*** Opening GIVEN RECORDS ***

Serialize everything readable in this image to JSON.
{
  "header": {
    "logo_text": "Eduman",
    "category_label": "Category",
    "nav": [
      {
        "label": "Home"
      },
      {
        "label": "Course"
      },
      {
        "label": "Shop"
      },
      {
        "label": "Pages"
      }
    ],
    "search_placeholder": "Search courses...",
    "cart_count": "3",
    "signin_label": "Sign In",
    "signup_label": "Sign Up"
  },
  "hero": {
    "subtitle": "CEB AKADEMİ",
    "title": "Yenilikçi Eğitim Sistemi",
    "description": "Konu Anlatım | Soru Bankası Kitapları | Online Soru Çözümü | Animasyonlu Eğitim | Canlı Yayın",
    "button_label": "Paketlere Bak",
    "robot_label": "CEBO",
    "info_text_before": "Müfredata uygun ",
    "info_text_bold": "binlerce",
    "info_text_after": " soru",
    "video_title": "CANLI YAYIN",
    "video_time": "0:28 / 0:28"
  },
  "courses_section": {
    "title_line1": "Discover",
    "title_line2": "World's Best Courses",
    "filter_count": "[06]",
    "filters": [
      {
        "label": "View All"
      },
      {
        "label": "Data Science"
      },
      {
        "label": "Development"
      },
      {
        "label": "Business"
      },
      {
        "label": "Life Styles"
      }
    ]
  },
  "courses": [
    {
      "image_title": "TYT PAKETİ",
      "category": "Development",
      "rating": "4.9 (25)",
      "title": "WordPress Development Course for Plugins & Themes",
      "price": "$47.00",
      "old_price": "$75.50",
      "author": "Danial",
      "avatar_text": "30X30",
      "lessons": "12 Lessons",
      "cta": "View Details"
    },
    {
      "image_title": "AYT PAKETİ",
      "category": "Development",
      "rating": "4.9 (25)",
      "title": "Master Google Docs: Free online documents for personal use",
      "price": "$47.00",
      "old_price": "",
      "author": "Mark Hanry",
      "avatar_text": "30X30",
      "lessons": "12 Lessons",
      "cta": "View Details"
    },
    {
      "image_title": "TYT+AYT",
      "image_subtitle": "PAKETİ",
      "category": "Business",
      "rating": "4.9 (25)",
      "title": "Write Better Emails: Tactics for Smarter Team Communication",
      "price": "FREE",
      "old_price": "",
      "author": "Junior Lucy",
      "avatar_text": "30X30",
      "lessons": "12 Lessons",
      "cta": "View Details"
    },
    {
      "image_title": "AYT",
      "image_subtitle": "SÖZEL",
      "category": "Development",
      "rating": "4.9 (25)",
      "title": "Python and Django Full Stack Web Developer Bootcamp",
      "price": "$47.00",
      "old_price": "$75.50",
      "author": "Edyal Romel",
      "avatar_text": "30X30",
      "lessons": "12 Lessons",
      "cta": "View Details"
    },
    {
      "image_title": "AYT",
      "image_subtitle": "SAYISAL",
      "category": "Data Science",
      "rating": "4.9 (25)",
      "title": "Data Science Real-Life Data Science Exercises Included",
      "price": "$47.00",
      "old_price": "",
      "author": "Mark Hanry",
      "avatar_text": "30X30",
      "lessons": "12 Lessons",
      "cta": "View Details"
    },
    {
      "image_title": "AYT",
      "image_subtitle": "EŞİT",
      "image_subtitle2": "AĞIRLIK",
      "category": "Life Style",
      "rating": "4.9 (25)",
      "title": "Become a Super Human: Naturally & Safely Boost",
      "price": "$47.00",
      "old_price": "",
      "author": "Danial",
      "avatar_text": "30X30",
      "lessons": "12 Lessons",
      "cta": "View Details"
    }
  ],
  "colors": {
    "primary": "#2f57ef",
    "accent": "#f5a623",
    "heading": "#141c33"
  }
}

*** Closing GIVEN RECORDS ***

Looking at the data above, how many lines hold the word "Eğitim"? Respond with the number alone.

| RESULT |
2